REQUIRED ACTION → Reproduce the records exactly. Leave the pictures out.

(Data entries)
*** Begin section ***

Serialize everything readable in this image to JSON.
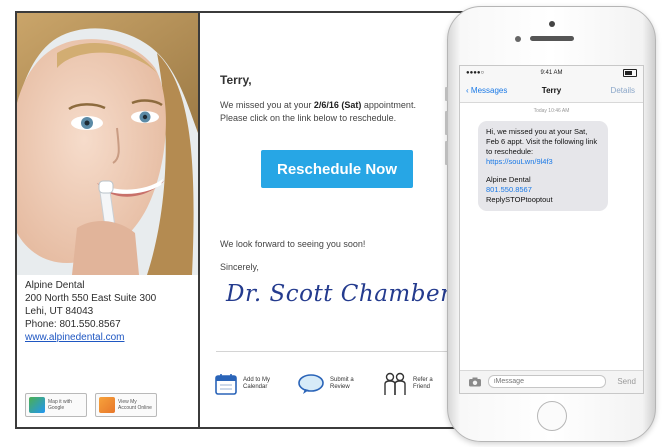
{
  "clinic": {
    "name": "Alpine Dental",
    "street": "200 North 550 East Suite 300",
    "city": "Lehi, UT 84043",
    "phone": "Phone: 801.550.8567",
    "website": "www.alpinedental.com"
  },
  "badges": {
    "map": "Map it with Google",
    "mobile": "View My Account Online"
  },
  "email": {
    "greeting": "Terry,",
    "missed_prefix": "We missed you at your ",
    "missed_date": "2/6/16 (Sat)",
    "missed_suffix": " appointment.",
    "missed_line2": "Please click on the link below to reschedule.",
    "reschedule_button": "Reschedule Now",
    "forward": "We look forward to seeing you soon!",
    "sincerely": "Sincerely,",
    "signature": "Dr. Scott Chamberlain",
    "actions": {
      "calendar": "Add to My Calendar",
      "review": "Submit a Review",
      "refer": "Refer a Friend"
    }
  },
  "phone": {
    "status_time": "9:41 AM",
    "back_label": "Messages",
    "contact": "Terry",
    "details": "Details",
    "timestamp": "Today 10:46 AM",
    "message_line1": "Hi, we missed you at your Sat, Feb 6 appt. Visit the following link to reschedule:",
    "message_link": "https://souLwn/9l4f3",
    "message_line2": "Alpine Dental",
    "message_phone": "801.550.8567",
    "message_optout": "ReplySTOPtooptout",
    "input_placeholder": "iMessage",
    "send_label": "Send"
  },
  "colors": {
    "accent": "#27a6e5",
    "signature": "#243b8e",
    "link": "#1f57c2",
    "ios_blue": "#1a79e6"
  }
}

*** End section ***

TASK RESULT →
Serialize everything readable in this image to JSON.
{
  "clinic": {
    "name": "Alpine Dental",
    "street": "200 North 550 East Suite 300",
    "city": "Lehi, UT 84043",
    "phone": "Phone: 801.550.8567",
    "website": "www.alpinedental.com"
  },
  "badges": {
    "map": "Map it with Google",
    "mobile": "View My Account Online"
  },
  "email": {
    "greeting": "Terry,",
    "missed_prefix": "We missed you at your ",
    "missed_date": "2/6/16 (Sat)",
    "missed_suffix": " appointment.",
    "missed_line2": "Please click on the link below to reschedule.",
    "reschedule_button": "Reschedule Now",
    "forward": "We look forward to seeing you soon!",
    "sincerely": "Sincerely,",
    "signature": "Dr. Scott Chamberlain",
    "actions": {
      "calendar": "Add to My Calendar",
      "review": "Submit a Review",
      "refer": "Refer a Friend"
    }
  },
  "phone": {
    "status_time": "9:41 AM",
    "back_label": "Messages",
    "contact": "Terry",
    "details": "Details",
    "timestamp": "Today 10:46 AM",
    "message_line1": "Hi, we missed you at your Sat, Feb 6 appt. Visit the following link to reschedule:",
    "message_link": "https://souLwn/9l4f3",
    "message_line2": "Alpine Dental",
    "message_phone": "801.550.8567",
    "message_optout": "ReplySTOPtooptout",
    "input_placeholder": "iMessage",
    "send_label": "Send"
  },
  "colors": {
    "accent": "#27a6e5",
    "signature": "#243b8e",
    "link": "#1f57c2",
    "ios_blue": "#1a79e6"
  }
}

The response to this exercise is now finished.